In general, white grubs have a one or two year life cycle, depending on the type of grub. The following describes a one year life cycle.
Spring - The grubs are fully grown larvae and are actively feeding.
Summer - The grubs turn into pupae and pupate into beetles. This generally occurs around June in the northern US and Canada.
The beetles only live for about a week, mating and laying eggs. These eggs hatch a few weeks later.
Fall - The new grubs feed until temperatures drop and they burrow deep in the soil to avoid freezing, and emerge the following spring.
Many grubs only cause minor damage and control strategies are not required.
There are a few grubs, like European Chafer, that commonly cause extensive damage to lawns. The grubs eat the roots of the lawn, and the lawn dies. As few as five grubs per square foot can cause extensive damage.
Major damage can also occur when raccoons, skunks, and crows rip the lawn apart while feeding on the grubs.
The most important thing to do to reduce grub damage is to ensure a healthy, robust lawn. This means regular feedings and annual core aeration to encourage a strong, dense root system. If the lawn has a dense root system, it will tolerate minor feeding by the grubs.
Traditional Pest Control
If the lawn has historically had large populations of grubs like European Chafer, then consider scheduling an application of Merit® in June or July. Merit® is a new grub control product that must be applied prior to hatching of the new eggs. It provides up to 90% control of the grub larvae and meets all the new environmental standards imposed by PMRA (Health Canada).
Note - Check with your local Nutri-Lawn if Merit® is registered in your area.
If it is spring time and the lawn is being damaged by grubs, then applications of Sevin® will help reduce the grub populations.
It is important to know that controlling fully matured grubs in the spring is very difficult for several reasons.
1. The grub’s immune system is fully developed, and it must consume more of the pest control before control is successful.
2. The grubs may not be actively feeding due to cooler soil temperatures, and they may not consume enough of the pest control to be effective.
3. The grubs are often deeper in the soil, and getting the pest control deep enough into the soil for effective control is difficult. Core aeration will facilitate the movement of the pest control to the grubs.
Because of these factors, the best strategy is to focus on renovating the damaged areas in late spring, and schedule a Merit® application for June.
Note - Check with your local Nutri-Lawn if Sevin® is registered for use in your area.
Beneficial Insects - Predatory Nematodes
Predatory nematodes are naturally occuring microscopic roundworms that attack soil larvae like white grubs. They are best used as a preventative application applied to newly hatched larvae. This means that the best time to apply the nematodes to white grubs like European Chafer is in late August into early October depending on geographic location.

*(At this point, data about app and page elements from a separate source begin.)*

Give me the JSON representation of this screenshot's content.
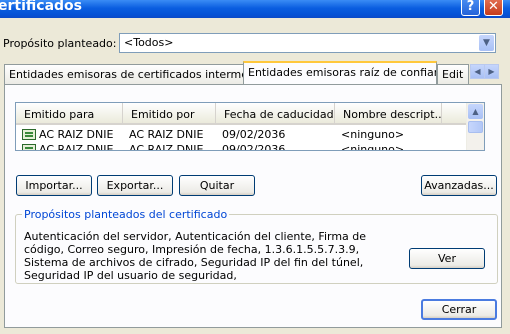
{
  "window": {
    "title": "ertificados",
    "help_glyph": "?",
    "close_glyph": "✕"
  },
  "purpose": {
    "label": "Propósito planteado:",
    "value": "<Todos>"
  },
  "tabs": [
    {
      "label": "Entidades emisoras de certificados intermedias"
    },
    {
      "label": "Entidades emisoras raíz de confianza"
    },
    {
      "label": "Edit"
    }
  ],
  "list": {
    "columns": [
      "Emitido para",
      "Emitido por",
      "Fecha de caducidad",
      "Nombre descript..."
    ],
    "rows": [
      {
        "issued_to": "AC RAIZ DNIE",
        "issued_by": "AC RAIZ DNIE",
        "expiry": "09/02/2036",
        "friendly": "<ninguno>"
      },
      {
        "issued_to": "AC RAIZ DNIE",
        "issued_by": "AC RAIZ DNIE",
        "expiry": "09/02/2036",
        "friendly": "<ninguno>"
      }
    ]
  },
  "buttons": {
    "import": "Importar...",
    "export": "Exportar...",
    "remove": "Quitar",
    "advanced": "Avanzadas...",
    "view": "Ver",
    "close": "Cerrar"
  },
  "purposes_group": {
    "title": "Propósitos planteados del certificado",
    "text": "Autenticación del servidor, Autenticación del cliente, Firma de código, Correo seguro, Impresión de fecha, 1.3.6.1.5.5.7.3.9, Sistema de archivos de cifrado, Seguridad IP del fin del túnel, Seguridad IP del usuario de seguridad,"
  }
}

The nematodes will not control all the grubs in the soil, but will reduce the grub populations and thereby reduce any potential lawn damage.
They are naturally occurring in the soil, but we inundate the soil with the nematodes in order to achieve infection of the larvae.
There are a few factors to consider when applying nematodes.
1. Apply the nematodes to moist soil. If applied to dry soil, the nematodes will die. We recommend a heavy watering prior to the application of nematodes to not only wet out the soil and thatch, but also to drive the grubs closer to the surface and closer to the nematodes.
2. Avoid applying nematodes during bright sunny days. UV light kills nematodes, so it is best to apply them early or late in the day when light levels are low, or during an overcast day.
3. Water the nematodes into the soil as soon as possible. Water carries the nematodes off the leaves of the lawn into the soil where the grubs live. Core aeration prior to an application will facilitate the movement of the grubs into the root zone.
Animal Damage - Raccoons, Skunks, and Crows
Raccoons, skunks, and crows love eating white grubs. They must taste like the finest prawns because these animals will dig, scratch and peck all night in order to have a feast of grubs. Often the grub population is not high enough to cause significant damage, but the animal feeding results in extensive damage.
The best strategy is to chase them off your lawn. This can be accomplished with a motion detector sprinkler. The sprinkler can be set to spray water when anything moves within its field of view. Raccoons don't like getting wet.
They can be purchased at Lee Valley Hardware.
A dog would be another option; however, it seems a little extreme. There is also the skunk factor to consider. Dogs and skunks generally do not get along well.